#### [PROBLEM STATEMENT]
Count the lines below that contain the word "Локальный" and give only the number.
-------- MATERIAL PROVIDED --------
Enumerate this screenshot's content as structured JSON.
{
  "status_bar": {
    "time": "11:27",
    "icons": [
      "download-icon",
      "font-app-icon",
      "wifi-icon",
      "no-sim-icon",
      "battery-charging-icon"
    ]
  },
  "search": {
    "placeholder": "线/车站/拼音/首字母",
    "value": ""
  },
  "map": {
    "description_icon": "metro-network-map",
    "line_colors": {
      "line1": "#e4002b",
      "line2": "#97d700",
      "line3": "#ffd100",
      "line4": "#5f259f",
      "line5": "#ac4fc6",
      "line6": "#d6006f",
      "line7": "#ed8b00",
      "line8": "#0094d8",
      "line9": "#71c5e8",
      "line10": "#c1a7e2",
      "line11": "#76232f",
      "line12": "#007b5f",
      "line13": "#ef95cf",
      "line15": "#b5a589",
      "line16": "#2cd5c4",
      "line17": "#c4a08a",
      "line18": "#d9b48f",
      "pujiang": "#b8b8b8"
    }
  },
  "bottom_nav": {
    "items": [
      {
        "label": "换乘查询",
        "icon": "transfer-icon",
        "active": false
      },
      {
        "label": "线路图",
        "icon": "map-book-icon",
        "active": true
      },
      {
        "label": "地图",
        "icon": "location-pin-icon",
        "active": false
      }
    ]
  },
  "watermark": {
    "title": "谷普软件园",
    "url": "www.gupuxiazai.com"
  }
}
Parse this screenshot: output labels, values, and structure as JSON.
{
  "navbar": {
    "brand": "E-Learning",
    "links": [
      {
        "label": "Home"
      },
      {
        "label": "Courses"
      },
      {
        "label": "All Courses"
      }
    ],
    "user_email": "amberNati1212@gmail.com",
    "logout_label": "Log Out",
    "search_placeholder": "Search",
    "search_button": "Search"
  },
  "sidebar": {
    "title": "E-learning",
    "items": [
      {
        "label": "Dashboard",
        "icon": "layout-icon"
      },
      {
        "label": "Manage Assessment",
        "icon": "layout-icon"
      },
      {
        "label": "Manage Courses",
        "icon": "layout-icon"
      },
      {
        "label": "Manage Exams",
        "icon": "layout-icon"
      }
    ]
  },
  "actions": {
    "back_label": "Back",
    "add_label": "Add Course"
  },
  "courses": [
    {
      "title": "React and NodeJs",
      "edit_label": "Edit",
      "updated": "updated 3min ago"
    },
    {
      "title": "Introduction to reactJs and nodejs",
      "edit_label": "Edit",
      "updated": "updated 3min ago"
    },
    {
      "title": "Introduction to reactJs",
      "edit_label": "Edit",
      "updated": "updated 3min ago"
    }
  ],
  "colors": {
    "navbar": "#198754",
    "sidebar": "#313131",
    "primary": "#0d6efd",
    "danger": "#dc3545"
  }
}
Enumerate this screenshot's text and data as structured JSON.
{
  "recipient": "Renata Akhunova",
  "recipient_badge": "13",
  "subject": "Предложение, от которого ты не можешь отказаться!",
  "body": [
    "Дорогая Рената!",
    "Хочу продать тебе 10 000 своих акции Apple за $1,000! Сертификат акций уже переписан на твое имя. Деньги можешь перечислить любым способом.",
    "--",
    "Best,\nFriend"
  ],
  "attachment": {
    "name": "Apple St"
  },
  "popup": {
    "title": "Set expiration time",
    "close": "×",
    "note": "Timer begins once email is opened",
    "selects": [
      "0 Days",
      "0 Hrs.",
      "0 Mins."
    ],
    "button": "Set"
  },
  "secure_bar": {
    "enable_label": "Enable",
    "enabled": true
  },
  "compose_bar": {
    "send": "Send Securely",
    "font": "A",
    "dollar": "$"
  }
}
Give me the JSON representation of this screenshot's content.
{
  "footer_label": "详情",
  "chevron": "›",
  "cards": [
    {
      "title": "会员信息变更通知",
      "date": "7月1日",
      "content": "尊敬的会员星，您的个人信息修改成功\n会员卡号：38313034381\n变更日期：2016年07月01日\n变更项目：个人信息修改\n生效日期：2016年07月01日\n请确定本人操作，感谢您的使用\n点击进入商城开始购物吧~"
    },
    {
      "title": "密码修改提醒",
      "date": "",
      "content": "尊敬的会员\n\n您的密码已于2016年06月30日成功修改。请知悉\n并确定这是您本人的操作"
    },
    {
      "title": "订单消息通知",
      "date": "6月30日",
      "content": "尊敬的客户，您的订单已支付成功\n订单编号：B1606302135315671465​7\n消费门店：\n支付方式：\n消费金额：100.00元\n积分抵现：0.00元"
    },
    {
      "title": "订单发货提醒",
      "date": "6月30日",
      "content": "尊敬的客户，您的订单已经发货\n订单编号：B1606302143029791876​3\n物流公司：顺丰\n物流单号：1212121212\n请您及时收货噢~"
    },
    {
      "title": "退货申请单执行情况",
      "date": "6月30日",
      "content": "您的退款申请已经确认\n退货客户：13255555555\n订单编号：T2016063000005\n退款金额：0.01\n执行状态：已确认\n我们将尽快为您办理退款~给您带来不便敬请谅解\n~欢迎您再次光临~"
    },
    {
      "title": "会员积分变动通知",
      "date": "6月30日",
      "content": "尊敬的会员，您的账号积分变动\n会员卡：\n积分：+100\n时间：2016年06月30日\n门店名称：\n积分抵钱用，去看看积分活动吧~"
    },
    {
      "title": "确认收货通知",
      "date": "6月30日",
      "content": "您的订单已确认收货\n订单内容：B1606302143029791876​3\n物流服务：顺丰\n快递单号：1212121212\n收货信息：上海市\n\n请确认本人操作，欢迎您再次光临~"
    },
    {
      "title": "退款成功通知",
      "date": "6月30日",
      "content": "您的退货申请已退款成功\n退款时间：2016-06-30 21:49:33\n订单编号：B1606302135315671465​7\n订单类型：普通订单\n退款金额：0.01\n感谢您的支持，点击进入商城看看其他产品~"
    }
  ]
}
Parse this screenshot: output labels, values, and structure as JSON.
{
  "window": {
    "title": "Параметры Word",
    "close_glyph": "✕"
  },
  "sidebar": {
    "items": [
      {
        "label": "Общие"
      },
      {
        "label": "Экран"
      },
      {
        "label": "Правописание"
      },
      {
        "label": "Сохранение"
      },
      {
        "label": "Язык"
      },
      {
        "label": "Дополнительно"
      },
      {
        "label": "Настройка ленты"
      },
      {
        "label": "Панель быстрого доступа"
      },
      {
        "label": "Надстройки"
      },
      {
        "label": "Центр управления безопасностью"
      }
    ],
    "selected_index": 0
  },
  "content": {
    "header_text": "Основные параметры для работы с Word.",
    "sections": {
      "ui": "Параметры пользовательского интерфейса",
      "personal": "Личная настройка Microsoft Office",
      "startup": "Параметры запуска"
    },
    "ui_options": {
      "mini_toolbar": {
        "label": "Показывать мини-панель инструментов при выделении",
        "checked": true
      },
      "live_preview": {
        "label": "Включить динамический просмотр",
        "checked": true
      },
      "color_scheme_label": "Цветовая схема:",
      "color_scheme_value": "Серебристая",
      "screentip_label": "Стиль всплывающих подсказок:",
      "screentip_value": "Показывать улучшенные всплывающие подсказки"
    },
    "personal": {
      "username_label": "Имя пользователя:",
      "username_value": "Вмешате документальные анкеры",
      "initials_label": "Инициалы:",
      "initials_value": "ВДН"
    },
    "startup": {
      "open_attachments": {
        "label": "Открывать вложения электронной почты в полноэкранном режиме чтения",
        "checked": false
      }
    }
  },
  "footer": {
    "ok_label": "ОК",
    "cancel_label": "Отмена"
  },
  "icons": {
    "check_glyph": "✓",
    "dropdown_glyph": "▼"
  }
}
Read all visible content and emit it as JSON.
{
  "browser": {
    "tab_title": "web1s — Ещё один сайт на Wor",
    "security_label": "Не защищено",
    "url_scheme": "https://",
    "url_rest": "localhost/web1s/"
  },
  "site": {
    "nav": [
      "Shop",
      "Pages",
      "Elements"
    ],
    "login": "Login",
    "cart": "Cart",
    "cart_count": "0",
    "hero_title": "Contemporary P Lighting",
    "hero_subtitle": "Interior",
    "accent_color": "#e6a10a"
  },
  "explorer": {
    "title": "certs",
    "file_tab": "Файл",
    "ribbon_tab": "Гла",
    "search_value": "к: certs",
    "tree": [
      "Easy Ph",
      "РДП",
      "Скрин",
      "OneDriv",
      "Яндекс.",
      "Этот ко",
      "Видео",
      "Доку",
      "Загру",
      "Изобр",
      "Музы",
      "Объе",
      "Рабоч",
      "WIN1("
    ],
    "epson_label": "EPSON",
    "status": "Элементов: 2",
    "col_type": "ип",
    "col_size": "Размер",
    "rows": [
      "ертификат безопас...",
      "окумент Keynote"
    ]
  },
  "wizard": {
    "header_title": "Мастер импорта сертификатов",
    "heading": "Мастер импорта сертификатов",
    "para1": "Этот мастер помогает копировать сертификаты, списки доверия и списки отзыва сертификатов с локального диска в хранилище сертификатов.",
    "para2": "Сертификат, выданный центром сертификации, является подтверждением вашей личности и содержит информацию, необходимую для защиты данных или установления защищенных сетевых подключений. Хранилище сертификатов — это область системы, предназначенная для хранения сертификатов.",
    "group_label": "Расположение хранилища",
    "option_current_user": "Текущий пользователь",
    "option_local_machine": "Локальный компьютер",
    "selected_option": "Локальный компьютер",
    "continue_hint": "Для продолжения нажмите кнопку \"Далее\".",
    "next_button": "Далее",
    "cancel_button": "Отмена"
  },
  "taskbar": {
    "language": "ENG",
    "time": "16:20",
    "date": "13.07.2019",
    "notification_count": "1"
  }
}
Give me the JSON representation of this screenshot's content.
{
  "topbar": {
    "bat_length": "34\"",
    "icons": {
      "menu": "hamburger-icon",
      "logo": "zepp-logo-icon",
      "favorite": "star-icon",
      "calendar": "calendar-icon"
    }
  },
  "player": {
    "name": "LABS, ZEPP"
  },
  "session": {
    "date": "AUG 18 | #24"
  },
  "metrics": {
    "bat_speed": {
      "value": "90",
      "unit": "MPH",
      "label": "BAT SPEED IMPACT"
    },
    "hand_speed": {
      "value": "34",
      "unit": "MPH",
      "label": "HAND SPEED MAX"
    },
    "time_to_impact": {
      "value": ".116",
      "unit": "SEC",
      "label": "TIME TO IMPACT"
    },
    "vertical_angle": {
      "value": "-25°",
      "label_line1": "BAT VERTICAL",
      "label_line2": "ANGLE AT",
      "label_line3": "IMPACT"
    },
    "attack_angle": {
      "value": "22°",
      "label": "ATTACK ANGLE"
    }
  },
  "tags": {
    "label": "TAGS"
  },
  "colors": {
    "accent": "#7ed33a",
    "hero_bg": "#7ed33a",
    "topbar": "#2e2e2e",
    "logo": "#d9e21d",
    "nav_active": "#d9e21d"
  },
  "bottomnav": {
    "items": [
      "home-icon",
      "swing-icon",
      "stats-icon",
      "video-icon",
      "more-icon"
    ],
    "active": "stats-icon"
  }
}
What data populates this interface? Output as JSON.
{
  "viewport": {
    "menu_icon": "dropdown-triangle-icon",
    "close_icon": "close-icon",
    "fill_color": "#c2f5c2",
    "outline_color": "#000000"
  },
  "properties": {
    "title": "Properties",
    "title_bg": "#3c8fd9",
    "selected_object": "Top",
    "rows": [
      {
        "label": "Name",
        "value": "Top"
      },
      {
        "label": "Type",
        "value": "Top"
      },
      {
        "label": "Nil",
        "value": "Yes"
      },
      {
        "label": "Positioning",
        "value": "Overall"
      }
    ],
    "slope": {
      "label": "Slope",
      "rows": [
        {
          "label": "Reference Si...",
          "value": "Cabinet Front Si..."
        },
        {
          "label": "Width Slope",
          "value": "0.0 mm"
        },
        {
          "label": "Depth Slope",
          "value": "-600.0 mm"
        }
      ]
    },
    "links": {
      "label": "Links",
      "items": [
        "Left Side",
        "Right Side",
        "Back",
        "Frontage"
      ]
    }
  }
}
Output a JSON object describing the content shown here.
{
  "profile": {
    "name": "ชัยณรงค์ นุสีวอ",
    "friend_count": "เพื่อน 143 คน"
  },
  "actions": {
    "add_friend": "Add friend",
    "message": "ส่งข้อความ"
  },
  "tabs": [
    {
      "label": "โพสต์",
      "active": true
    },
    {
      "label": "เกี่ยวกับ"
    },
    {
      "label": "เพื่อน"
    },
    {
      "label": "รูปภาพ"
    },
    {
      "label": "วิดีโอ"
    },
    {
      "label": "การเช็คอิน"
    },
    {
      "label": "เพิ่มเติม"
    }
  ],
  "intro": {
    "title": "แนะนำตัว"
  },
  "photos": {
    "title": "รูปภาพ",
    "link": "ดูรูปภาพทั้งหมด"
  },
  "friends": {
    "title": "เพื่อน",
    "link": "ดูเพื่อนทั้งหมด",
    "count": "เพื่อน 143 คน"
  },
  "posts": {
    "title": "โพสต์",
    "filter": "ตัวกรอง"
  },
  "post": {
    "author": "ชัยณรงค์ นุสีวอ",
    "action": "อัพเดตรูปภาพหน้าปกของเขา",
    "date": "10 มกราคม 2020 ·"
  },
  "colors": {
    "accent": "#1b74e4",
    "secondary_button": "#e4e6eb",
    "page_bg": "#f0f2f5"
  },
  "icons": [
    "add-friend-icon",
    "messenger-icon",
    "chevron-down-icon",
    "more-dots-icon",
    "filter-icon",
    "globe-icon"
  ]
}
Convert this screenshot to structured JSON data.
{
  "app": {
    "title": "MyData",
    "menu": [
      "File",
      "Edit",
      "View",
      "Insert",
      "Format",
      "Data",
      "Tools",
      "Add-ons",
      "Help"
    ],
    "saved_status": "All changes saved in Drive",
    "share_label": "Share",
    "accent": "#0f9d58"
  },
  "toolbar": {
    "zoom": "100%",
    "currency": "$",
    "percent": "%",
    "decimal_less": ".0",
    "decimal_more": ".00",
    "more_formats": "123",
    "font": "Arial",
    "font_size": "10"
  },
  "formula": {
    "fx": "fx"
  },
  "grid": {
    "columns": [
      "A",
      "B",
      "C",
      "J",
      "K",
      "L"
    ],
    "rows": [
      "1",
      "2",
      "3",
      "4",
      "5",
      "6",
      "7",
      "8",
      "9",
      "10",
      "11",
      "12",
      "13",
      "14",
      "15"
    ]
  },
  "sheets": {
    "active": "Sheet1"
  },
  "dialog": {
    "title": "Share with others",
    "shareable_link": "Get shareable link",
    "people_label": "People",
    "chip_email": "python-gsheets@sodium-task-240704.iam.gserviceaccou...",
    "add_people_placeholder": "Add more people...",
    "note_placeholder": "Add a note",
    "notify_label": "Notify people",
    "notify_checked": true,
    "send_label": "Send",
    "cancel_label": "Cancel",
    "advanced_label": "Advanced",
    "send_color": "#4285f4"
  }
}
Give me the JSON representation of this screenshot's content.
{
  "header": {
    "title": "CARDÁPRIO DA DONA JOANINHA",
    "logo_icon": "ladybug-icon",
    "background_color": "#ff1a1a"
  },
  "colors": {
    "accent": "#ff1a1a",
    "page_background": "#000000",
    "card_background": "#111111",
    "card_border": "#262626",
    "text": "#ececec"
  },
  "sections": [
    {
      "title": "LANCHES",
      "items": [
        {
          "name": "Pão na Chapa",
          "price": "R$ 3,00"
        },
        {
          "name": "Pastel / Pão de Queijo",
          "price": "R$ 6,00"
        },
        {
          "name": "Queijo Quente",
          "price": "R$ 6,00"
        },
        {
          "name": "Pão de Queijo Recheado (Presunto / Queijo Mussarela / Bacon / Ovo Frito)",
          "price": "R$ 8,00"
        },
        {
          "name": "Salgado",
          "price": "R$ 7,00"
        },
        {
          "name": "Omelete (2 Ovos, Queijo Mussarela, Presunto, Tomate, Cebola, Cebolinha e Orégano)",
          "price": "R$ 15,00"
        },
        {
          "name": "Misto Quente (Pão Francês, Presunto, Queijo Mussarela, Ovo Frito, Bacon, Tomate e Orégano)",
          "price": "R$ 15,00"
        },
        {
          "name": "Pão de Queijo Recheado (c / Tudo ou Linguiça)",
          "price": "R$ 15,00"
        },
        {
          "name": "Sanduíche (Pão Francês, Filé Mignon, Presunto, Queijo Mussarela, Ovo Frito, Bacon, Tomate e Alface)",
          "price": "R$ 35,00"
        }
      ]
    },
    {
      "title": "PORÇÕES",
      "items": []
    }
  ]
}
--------
#### [ANSWER BOX]
2